Meal Ordeals


Dear Dr. Ray, My four-year-old daughter is a picky eater. Often she refuses to eat anything at all. Mealtime is not pleasant in our home. ― Fed Up

Meal ordeals — they rank in the big three of everyday preschool problems, right up there with bedtime badtimes and temper tempests. Meal ordeals may be the easiest to resolve, though, as nature is on the parents' side. Even the most finicky food refuser eventually will eat because her body tells her to.

If you don't want to wait for hunger to drive your daughter to do something drastic, like swallow food, here is a menu of suggestions to help simmer down potential meal melees in your home.

One strategy, usually resorted to out of sheer frustration, is the "Seat-until-you-eat" order, or the "You'll-sit-there-until-you-eat-or-take-at-least-one-bite" stand. This approach has a few drawbacks. One, it may work with some kids, but generally not with those who, as long as you are upset over their fasting, are determined not to take a single bite until their wedding rehearsal dinner. Two, you may be forcing yourself to sit and supervise. In other words, you too must seat until they eat. And I'm sure you have better things to do with your time than stare at a four-year-old mindlessly stirring squash throughout his mashed potatoes. Three, invariably Cookie will whine and fuss ad nauseam. Isn't it amazing the energy those little tykes have on an empty stomach? Invariably, we don't stay fussless either. A food fight erupts, with us pleading, arguing, and finally threatening to force-feed Cookie intravenously. All this just prolongs the ordeal. During such standoffs, the only consolation we have is knowing that someday, twenty-two years from now, Cookie is going to have to live with the realization that she once had the chance to eat with reckless abandon and not gain weight and she let it slip by.

More effective, less prolonged, solutions to meal melees are these:

  1. Set a time when the table will be cleared and the meal will officially be over. Whatever is still edible on Candy's plate, that is, whatever is not a greenish-yellow, unrecognizable semi-liquid glue, can be covered and placed in the refrigerator. This is her meal to eat if or when she eventually gets hungry. The decision to reheat the meal or not is certainly yours, but for most parents the choice to re-serve warm or cold food usually hinges on the temperature of their mood at the time of hearing "Mom, I'm so hungry my belly is bubbling."
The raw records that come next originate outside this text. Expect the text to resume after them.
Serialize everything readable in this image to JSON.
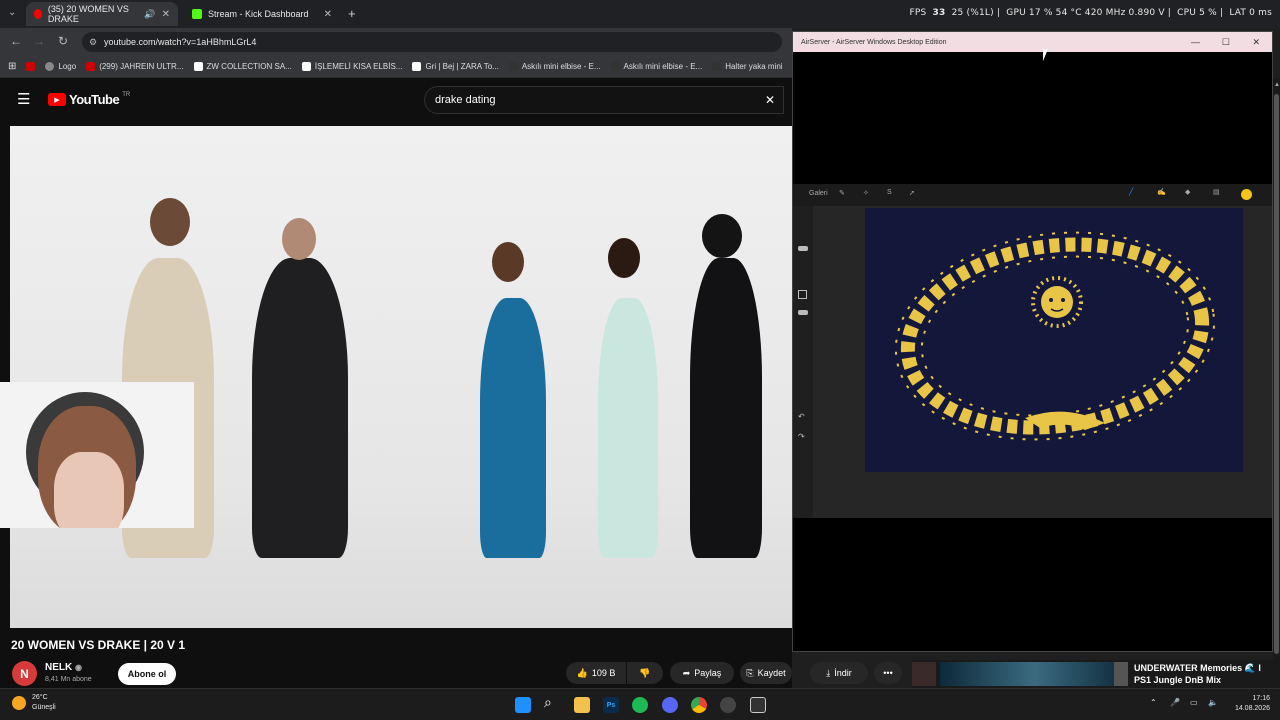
{
  "browser": {
    "tabs": [
      {
        "label": "(35) 20 WOMEN VS DRAKE",
        "close": "✕"
      },
      {
        "label": "Stream - Kick Dashboard",
        "close": "✕"
      }
    ],
    "new_tab": "+",
    "url": "youtube.com/watch?v=1aHBhmLGrL4",
    "bookmarks": [
      "Logo",
      "(299) JAHREIN ULTR...",
      "ZW COLLECTION SA...",
      "İŞLEMELİ KISA ELBİS...",
      "Gri | Bej | ZARA To...",
      "Askılı mini elbise - E...",
      "Askılı mini elbise - E...",
      "Halter yaka mini"
    ]
  },
  "hud": {
    "fps_label": "FPS",
    "fps": "33",
    "fps_pct": "25 (%1L)",
    "gpu_label": "GPU",
    "gpu": "17 % 54 °C 420 MHz 0.890 V",
    "cpu_label": "CPU",
    "cpu": "5 %",
    "clock": "LAT 0 ms"
  },
  "youtube": {
    "logo": "YouTube",
    "logo_suffix": "TR",
    "search_value": "drake dating",
    "clear": "✕",
    "video_title": "20 WOMEN VS DRAKE | 20 V 1",
    "channel_initial": "N",
    "channel_name": "NELK",
    "subscribers": "8,41 Mn abone",
    "subscribe": "Abone ol",
    "likes": "109 B",
    "share": "Paylaş",
    "save": "Kaydet",
    "download": "İndir",
    "more": "•••"
  },
  "airserver": {
    "title": "AirServer - AirServer Windows Desktop Edition",
    "gallery": "Galeri"
  },
  "media": {
    "title": "UNDERWATER Memories 🌊 I",
    "subtitle": "PS1 Jungle DnB Mix"
  },
  "taskbar": {
    "weather_temp": "26°C",
    "weather_desc": "Güneşli",
    "time": "17:16",
    "date": "14.08.2026"
  },
  "colors": {
    "accent_red": "#ff0000",
    "art_gold": "#e8c547",
    "art_bg": "#13183a"
  }
}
  2. While you're occupied with your own food, try to ignore the fact that Grace is not occupied with hers. Resist cajoling ("Mmmm, these carrots taste just like chocolate ice cream"), threats ("Sugar, if you don't at least try your beans, you'll never see another Popsicle in this house"), or bribes ("If you eat two bites of bread, you can leave the table until next Saturday"). It may initially agitate your stomach to stifle the urge to prod your preschooler, but it will help if you fantasize that your daughter is actually eating. Imagine that Grace is gratefully relishing the meal you prepared. You may succeed in tricking your stomach into settling down. One mom told me she spoke to her son as though he were eating. "Aren't those peppers good? I like them, too!" He must have thought she had slipped a bean, because he actually started eating. I think he felt sorry for her.
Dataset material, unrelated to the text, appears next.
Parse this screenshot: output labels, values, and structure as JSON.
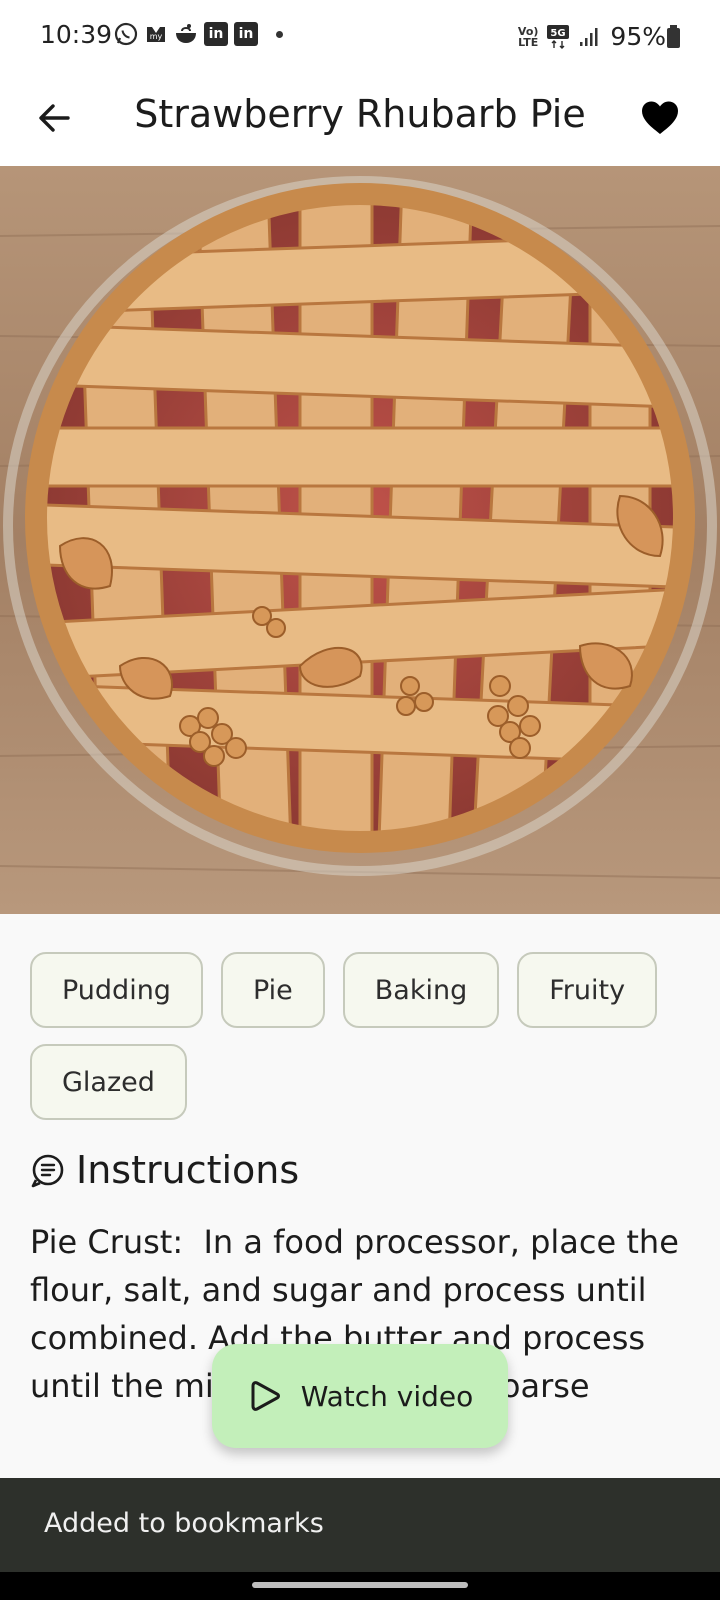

  3. Absolutely no dessert or snacks (save only highly nutritious ones broccoli, spinach, carrots, and the like) will be available later in the meal or the evening. The temptation is to allow Honey a vitamin-fortified, fudge-covered, sugar wafer bar just to get "something" into her, but over time she may learn to shun your nutritious offerings in anticipation of more tasty treats later, especially if she knows you get panicky as her hunger strike stretches into five hours. Besides, for all you know, she may have been munching on roots and berries outside. A lot of preschoolers do. Have your daughter finish her meal it's still in the refrigerator before she can enjoy the evening's goodies.

I think the major difference between grown-ups and preschoolers involves eating and sleeping. Somewhere between childhood and adulthood we grow to crave both.

Dr. Ray



Ray Guarendi "Meal Ordeals."

Reprinted with permission of Ray Guarendi.


Raymond N. Guarendi, aka Dr. Ray, is a practicing clinical psychologist and authority on parenting and behavioral issues active in the Catholic niche media. Guarendi is an advocate of common sense approaches to child rearing and discipline issues. Guarendi received his B.A. and M.A. at Case Western Reserve University in 1974, and his Ph.D. at Kent State University in 1978. He is the author of You're a better parent than you think!: a guide to common-sense parenting, Good Discipline, Great Teens, Adoption: Choosing It, Living It, Loving It; Straight Answers to Hearfelt Questions, Discipline that lasts a lifetime: the best gift you can give your kids, and Back to the Family.

Copyright © 2005 Ray Guarendi

Subscribe to CERC's Weekly E-Letter



Not all articles published on CERC are the objects of official Church teaching, but these are supplied to provide supplementary information.